Following pressure from White House ahead of Biden’s July visit, Tom Nides says move to expand West Bank Palestinians’ travel access ‘will make a real difference in people’s lives’
The Allenby Bridge border crossing between the West Bank and Jordan will begin a pilot in which it will operate 24 hours a day, every day of the week, US Ambassador to Israel Tom Nides announced Wednesday.
All-hours access to the crossing, which is operated by the Israel Airports Authority on the West Bank end of the bridge, was declared as a goal by US President Joe Biden when he visited the country in July. At the time, the US set a deadline for September 30 but Israeli media reports since said it would not be met due to a lack of resources.
Nides announced the development in a tweet and thanked the Prime Minister’s Office, the Transportation Ministry, the airports authority and the government’s Israeli liaison office with the Palestinian territories, known as COGAT.
“It’s worth the investment to get to 24/7 access and will make a real difference in people’s lives!” Nides tweeted.
At a press conference in Jerusalem, Nides said that the pilot was supposed to have started on Friday but was delayed due to the Jewish High Holidays, which began with Rosh Hashanah on Sunday evening and will continue until mid-October. Nides said the Allenby pilot is now scheduled to start on October 24.

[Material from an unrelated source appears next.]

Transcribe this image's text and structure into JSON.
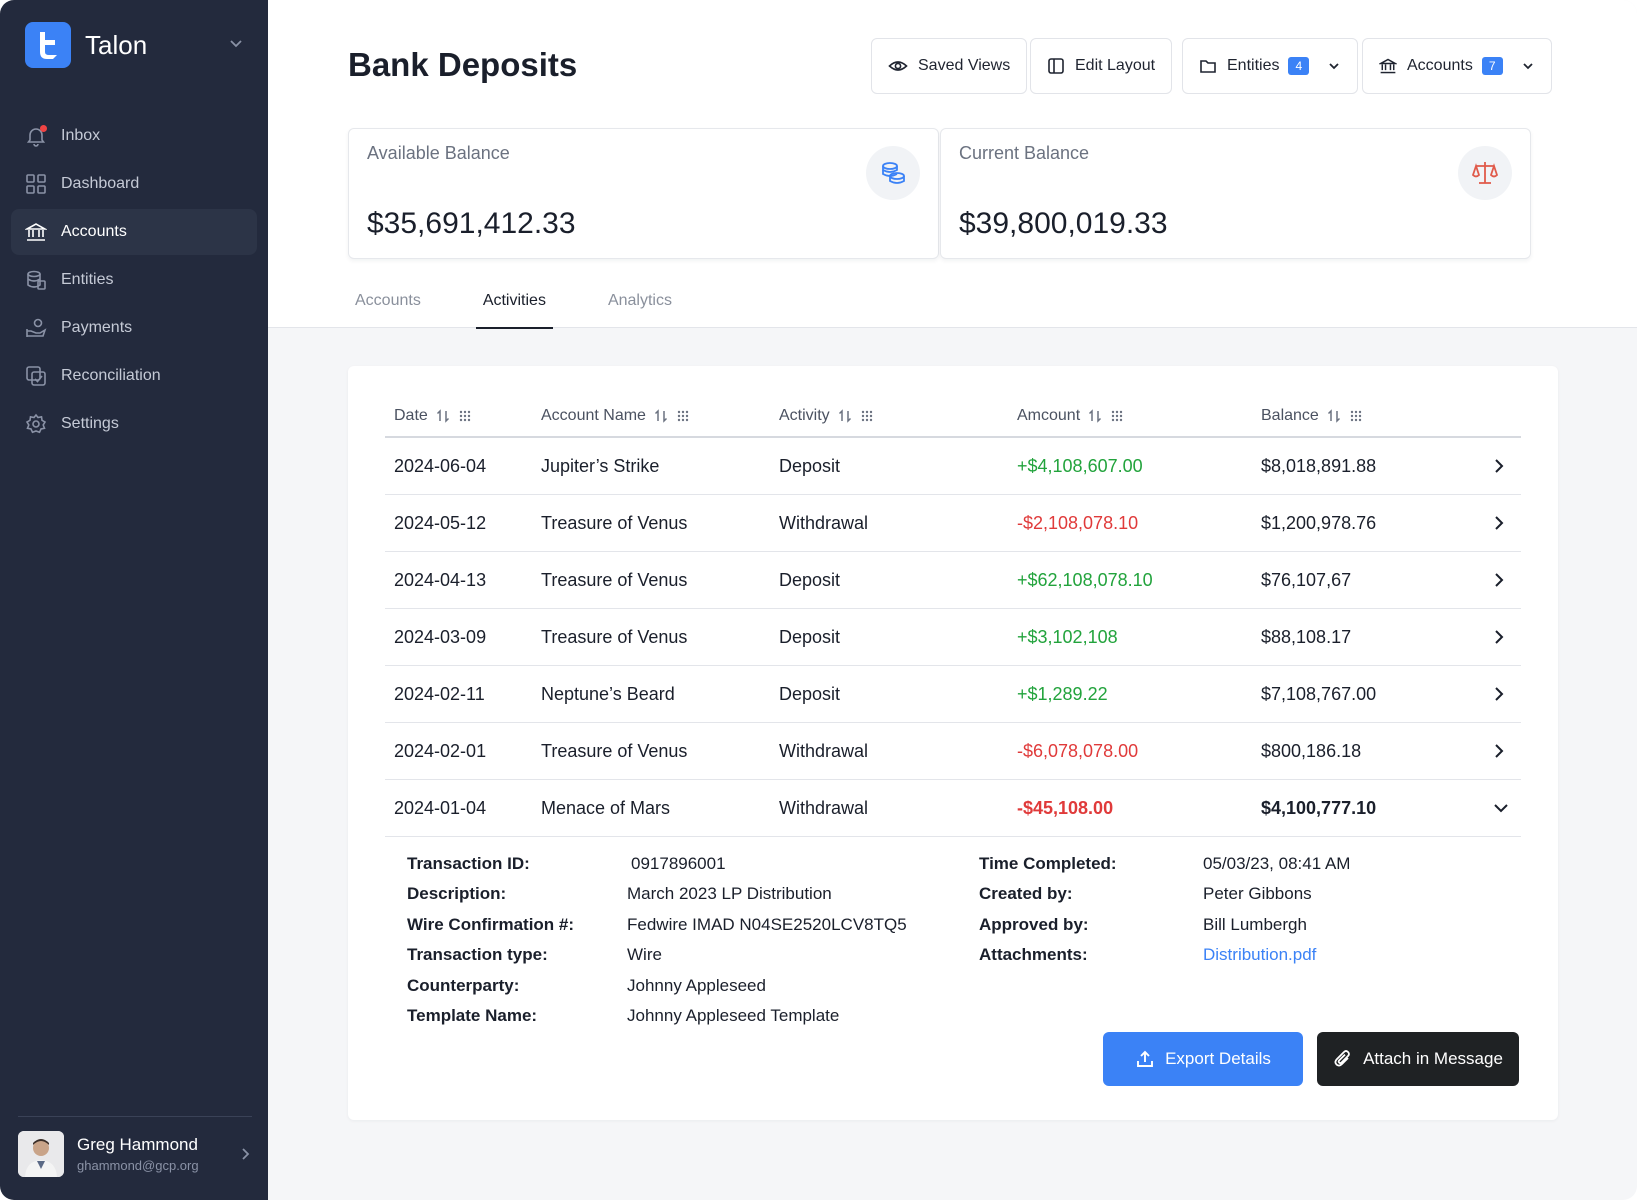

The Transportation Ministry confirmed that preparations are underway to have the Allenby crossing between the West Bank and Jordan stay open 24/7 beginning next month. “Yes, we are making preparations with the Airports Authority to open on the date the ambassador said,” the ministry told The Times of Israel.
It was not clear how long the trial period would continue.
The crossing is used almost exclusively by Palestinian West Bank residents en route to Jordan’s capital Amman for international flights.
The Allenby crossing is currently only open from 8 a.m. to 11:30 p.m. during the week and 8 a.m. to 3:30 p.m. on weekends, and queues can last hours or up to an entire day to cross into Jordan, creating a headache for Palestinians.
Earlier this month US Assistant Secretary for Near Eastern Affairs Barbara Leaf told reporters that opening the crossing 24/7 was one of the issues Washington was pushing as a way to improve cooperation between Israel and the Palestinian Authority amid an ongoing spike in West Bank violence.
Leaf reported on her visit to the region in August. She said the Allenby crossing and the granting of 4G cellular access to Palestinians were two projects she had pushed Israel to follow through on. Biden announced the 4G access during his visit too.
In August, the Walla news site reported that after Israel authorities expressed pessimism about meeting the target date, US officials escalated the matter with Transportation Minister Merav Michaeli, demanding that she ensure obligations were fulfilled on time.
While Michaeli apparently committed to trying, she reportedly made it clear to the US representatives that a lack of staff was likely to stand in the way of Israel meeting the September 30 deadline.
Still unsatisfied, the US representatives engaged US National Security Adviser Jake Sullivan to raise the issue when he met later that month in Washington with Defense Minister Benny Gantz, according to the report.